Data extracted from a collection
┄┄┄┄┄┄
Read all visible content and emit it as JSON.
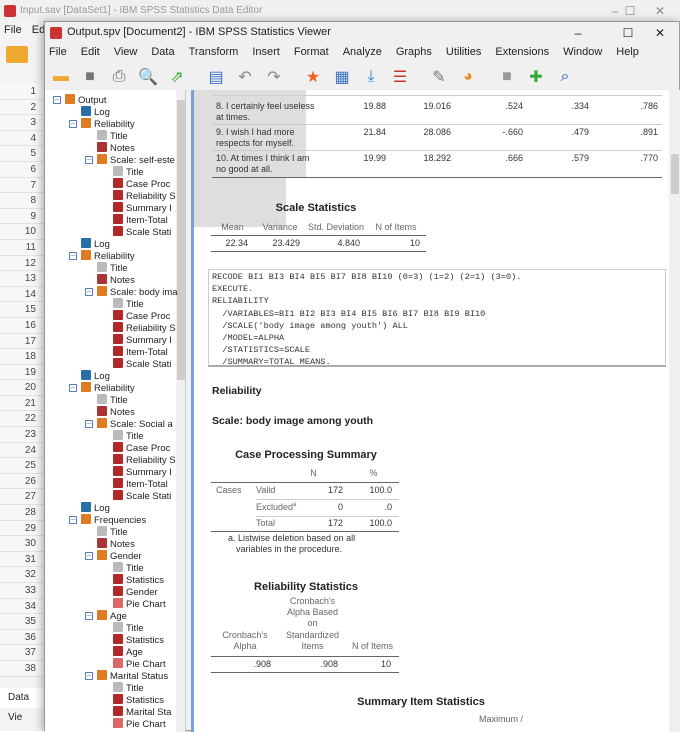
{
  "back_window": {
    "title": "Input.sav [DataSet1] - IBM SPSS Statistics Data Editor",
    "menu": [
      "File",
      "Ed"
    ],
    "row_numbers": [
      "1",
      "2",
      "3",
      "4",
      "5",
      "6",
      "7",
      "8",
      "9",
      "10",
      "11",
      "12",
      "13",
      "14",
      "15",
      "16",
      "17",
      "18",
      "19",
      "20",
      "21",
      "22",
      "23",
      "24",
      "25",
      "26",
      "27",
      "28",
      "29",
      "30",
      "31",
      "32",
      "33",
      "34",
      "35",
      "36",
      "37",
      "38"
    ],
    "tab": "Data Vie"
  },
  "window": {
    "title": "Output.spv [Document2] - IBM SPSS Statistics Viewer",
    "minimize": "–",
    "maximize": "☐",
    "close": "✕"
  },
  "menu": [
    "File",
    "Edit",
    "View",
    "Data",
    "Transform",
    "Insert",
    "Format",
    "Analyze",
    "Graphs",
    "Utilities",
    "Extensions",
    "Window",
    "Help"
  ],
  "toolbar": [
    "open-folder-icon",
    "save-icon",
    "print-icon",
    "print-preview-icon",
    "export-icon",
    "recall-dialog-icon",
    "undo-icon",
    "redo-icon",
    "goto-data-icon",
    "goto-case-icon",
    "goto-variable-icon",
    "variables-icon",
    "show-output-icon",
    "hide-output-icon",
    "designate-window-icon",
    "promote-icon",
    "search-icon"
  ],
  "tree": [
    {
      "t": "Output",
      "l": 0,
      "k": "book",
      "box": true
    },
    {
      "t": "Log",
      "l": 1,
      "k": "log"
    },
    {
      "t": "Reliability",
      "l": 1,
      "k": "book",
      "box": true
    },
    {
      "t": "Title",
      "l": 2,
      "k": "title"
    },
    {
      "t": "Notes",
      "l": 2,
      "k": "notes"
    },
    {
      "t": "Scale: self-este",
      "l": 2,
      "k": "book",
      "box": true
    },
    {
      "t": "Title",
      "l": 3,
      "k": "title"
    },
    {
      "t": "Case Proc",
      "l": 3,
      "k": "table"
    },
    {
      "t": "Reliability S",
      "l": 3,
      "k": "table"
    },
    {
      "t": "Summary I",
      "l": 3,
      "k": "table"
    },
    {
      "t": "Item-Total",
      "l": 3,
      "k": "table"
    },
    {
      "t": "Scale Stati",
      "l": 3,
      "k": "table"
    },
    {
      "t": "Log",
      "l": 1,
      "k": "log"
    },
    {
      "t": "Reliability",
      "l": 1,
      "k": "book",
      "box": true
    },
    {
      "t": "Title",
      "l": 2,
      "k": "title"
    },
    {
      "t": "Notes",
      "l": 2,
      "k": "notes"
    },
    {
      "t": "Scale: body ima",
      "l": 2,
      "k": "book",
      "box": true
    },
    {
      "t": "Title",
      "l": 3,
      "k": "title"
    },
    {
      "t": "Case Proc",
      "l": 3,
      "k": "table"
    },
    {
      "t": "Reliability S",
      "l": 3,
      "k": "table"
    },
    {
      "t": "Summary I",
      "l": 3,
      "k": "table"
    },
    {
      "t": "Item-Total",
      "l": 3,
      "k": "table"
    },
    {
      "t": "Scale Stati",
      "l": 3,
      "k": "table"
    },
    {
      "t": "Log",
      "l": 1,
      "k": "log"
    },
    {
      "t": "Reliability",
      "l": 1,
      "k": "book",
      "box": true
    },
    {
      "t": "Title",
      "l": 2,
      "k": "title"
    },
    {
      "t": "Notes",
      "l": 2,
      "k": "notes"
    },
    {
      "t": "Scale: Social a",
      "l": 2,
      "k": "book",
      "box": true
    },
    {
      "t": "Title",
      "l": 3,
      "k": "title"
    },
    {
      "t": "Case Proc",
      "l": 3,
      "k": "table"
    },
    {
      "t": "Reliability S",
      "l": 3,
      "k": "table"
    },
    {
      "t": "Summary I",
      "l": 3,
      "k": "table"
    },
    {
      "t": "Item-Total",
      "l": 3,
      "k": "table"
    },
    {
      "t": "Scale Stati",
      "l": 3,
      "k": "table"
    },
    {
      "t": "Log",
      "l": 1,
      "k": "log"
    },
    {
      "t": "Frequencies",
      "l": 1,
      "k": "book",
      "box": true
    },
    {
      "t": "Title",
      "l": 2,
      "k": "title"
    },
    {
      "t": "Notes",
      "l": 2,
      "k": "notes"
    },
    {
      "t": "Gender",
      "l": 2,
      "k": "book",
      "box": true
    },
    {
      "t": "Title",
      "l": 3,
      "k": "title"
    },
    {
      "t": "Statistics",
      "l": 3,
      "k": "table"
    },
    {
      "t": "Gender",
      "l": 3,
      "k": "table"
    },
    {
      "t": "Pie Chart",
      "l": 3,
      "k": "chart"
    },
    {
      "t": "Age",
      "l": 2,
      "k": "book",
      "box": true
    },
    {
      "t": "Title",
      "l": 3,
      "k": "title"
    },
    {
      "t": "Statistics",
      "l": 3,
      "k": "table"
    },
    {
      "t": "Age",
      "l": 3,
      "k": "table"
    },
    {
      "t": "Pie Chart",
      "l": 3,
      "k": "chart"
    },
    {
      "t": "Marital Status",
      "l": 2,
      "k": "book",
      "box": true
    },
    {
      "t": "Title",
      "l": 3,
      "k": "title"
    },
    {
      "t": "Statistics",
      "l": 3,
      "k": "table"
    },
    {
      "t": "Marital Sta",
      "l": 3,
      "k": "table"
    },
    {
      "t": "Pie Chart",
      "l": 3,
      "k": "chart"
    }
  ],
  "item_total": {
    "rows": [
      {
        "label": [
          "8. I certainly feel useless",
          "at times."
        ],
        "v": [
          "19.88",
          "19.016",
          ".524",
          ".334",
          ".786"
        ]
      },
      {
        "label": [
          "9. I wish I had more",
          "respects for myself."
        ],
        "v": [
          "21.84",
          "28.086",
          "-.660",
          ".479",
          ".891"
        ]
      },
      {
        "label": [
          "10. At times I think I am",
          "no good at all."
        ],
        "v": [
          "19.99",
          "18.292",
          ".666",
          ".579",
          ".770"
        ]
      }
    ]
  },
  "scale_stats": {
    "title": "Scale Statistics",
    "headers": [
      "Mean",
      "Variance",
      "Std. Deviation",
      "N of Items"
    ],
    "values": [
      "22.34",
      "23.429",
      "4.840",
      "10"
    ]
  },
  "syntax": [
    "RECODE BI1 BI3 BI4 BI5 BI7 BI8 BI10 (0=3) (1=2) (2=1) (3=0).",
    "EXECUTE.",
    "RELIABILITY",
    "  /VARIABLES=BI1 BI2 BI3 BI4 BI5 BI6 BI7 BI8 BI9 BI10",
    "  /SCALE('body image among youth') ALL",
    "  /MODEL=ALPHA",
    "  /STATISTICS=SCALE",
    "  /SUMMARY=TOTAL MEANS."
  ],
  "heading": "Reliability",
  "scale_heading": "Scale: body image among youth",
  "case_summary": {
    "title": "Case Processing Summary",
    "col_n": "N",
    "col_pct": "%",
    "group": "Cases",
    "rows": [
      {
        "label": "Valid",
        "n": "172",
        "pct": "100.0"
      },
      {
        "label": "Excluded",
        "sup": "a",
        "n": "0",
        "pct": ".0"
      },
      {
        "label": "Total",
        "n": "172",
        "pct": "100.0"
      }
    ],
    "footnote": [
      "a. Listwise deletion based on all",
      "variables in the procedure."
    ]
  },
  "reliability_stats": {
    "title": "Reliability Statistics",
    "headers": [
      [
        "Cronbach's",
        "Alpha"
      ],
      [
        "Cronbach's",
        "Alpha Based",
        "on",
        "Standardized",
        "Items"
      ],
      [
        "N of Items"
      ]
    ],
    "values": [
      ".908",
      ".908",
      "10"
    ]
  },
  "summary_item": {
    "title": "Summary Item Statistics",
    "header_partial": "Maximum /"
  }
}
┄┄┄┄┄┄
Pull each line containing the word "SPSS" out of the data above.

== WRITTEN ANSWER ==
    "title": "Input.sav [DataSet1] - IBM SPSS Statistics Data Editor",
    "title": "Output.spv [Document2] - IBM SPSS Statistics Viewer",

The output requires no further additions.